◆ WORK ITEM ◆
Exactly as they stand, write out all of the entries again.

◆ Items listed in a dataset ◆
Content starts
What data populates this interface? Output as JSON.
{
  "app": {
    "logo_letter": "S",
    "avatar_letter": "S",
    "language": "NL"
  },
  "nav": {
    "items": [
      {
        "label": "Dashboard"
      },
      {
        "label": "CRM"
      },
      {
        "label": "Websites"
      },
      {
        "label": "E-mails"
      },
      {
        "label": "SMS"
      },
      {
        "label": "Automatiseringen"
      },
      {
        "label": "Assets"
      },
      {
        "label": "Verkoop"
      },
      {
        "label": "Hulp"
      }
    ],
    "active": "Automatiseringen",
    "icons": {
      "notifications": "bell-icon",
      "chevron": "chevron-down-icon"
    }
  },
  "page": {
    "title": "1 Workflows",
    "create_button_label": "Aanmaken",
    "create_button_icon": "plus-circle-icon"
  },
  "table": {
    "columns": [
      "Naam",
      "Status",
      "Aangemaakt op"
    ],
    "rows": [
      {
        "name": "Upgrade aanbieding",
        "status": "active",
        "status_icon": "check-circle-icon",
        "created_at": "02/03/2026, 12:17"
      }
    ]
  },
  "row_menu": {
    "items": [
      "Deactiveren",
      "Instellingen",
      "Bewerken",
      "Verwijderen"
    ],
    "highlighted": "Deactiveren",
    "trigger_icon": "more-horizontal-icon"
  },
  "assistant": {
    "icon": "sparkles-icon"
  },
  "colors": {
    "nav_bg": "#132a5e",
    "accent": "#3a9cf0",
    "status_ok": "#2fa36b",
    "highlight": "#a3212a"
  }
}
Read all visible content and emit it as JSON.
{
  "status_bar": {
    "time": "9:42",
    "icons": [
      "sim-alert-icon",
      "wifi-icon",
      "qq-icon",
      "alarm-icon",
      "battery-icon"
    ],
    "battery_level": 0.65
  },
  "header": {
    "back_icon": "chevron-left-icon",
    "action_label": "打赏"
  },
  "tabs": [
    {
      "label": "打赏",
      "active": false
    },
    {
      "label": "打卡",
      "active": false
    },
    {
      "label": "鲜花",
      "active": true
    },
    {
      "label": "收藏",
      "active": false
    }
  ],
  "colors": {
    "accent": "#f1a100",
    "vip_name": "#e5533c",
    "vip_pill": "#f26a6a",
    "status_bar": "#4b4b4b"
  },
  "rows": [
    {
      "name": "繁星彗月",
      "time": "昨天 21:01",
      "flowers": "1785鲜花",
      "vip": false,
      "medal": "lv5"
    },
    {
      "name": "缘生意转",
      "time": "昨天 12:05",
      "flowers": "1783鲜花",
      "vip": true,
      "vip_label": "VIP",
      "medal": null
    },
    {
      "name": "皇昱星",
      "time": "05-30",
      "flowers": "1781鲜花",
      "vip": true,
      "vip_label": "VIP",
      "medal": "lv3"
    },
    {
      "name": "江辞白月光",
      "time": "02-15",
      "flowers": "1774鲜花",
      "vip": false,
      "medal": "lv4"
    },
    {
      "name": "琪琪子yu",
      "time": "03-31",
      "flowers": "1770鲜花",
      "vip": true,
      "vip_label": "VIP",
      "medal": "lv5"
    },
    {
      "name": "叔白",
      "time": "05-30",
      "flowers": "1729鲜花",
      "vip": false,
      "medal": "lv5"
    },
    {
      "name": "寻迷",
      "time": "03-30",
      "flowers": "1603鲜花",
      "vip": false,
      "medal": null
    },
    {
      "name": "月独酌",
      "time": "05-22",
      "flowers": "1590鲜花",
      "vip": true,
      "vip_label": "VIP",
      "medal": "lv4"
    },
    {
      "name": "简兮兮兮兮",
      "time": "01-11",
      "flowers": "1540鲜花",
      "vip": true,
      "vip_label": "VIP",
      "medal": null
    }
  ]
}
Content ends
◆ EXERCISE RESULT ◆
What data populates this interface? Output as JSON.
{
  "app": {
    "logo_letter": "S",
    "avatar_letter": "S",
    "language": "NL"
  },
  "nav": {
    "items": [
      {
        "label": "Dashboard"
      },
      {
        "label": "CRM"
      },
      {
        "label": "Websites"
      },
      {
        "label": "E-mails"
      },
      {
        "label": "SMS"
      },
      {
        "label": "Automatiseringen"
      },
      {
        "label": "Assets"
      },
      {
        "label": "Verkoop"
      },
      {
        "label": "Hulp"
      }
    ],
    "active": "Automatiseringen",
    "icons": {
      "notifications": "bell-icon",
      "chevron": "chevron-down-icon"
    }
  },
  "page": {
    "title": "1 Workflows",
    "create_button_label": "Aanmaken",
    "create_button_icon": "plus-circle-icon"
  },
  "table": {
    "columns": [
      "Naam",
      "Status",
      "Aangemaakt op"
    ],
    "rows": [
      {
        "name": "Upgrade aanbieding",
        "status": "active",
        "status_icon": "check-circle-icon",
        "created_at": "02/03/2026, 12:17"
      }
    ]
  },
  "row_menu": {
    "items": [
      "Deactiveren",
      "Instellingen",
      "Bewerken",
      "Verwijderen"
    ],
    "highlighted": "Deactiveren",
    "trigger_icon": "more-horizontal-icon"
  },
  "assistant": {
    "icon": "sparkles-icon"
  },
  "colors": {
    "nav_bg": "#132a5e",
    "accent": "#3a9cf0",
    "status_ok": "#2fa36b",
    "highlight": "#a3212a"
  }
}
Read all visible content and emit it as JSON.
{
  "status_bar": {
    "time": "9:42",
    "icons": [
      "sim-alert-icon",
      "wifi-icon",
      "qq-icon",
      "alarm-icon",
      "battery-icon"
    ],
    "battery_level": 0.65
  },
  "header": {
    "back_icon": "chevron-left-icon",
    "action_label": "打赏"
  },
  "tabs": [
    {
      "label": "打赏",
      "active": false
    },
    {
      "label": "打卡",
      "active": false
    },
    {
      "label": "鲜花",
      "active": true
    },
    {
      "label": "收藏",
      "active": false
    }
  ],
  "colors": {
    "accent": "#f1a100",
    "vip_name": "#e5533c",
    "vip_pill": "#f26a6a",
    "status_bar": "#4b4b4b"
  },
  "rows": [
    {
      "name": "繁星彗月",
      "time": "昨天 21:01",
      "flowers": "1785鲜花",
      "vip": false,
      "medal": "lv5"
    },
    {
      "name": "缘生意转",
      "time": "昨天 12:05",
      "flowers": "1783鲜花",
      "vip": true,
      "vip_label": "VIP",
      "medal": null
    },
    {
      "name": "皇昱星",
      "time": "05-30",
      "flowers": "1781鲜花",
      "vip": true,
      "vip_label": "VIP",
      "medal": "lv3"
    },
    {
      "name": "江辞白月光",
      "time": "02-15",
      "flowers": "1774鲜花",
      "vip": false,
      "medal": "lv4"
    },
    {
      "name": "琪琪子yu",
      "time": "03-31",
      "flowers": "1770鲜花",
      "vip": true,
      "vip_label": "VIP",
      "medal": "lv5"
    },
    {
      "name": "叔白",
      "time": "05-30",
      "flowers": "1729鲜花",
      "vip": false,
      "medal": "lv5"
    },
    {
      "name": "寻迷",
      "time": "03-30",
      "flowers": "1603鲜花",
      "vip": false,
      "medal": null
    },
    {
      "name": "月独酌",
      "time": "05-22",
      "flowers": "1590鲜花",
      "vip": true,
      "vip_label": "VIP",
      "medal": "lv4"
    },
    {
      "name": "简兮兮兮兮",
      "time": "01-11",
      "flowers": "1540鲜花",
      "vip": true,
      "vip_label": "VIP",
      "medal": null
    }
  ]
}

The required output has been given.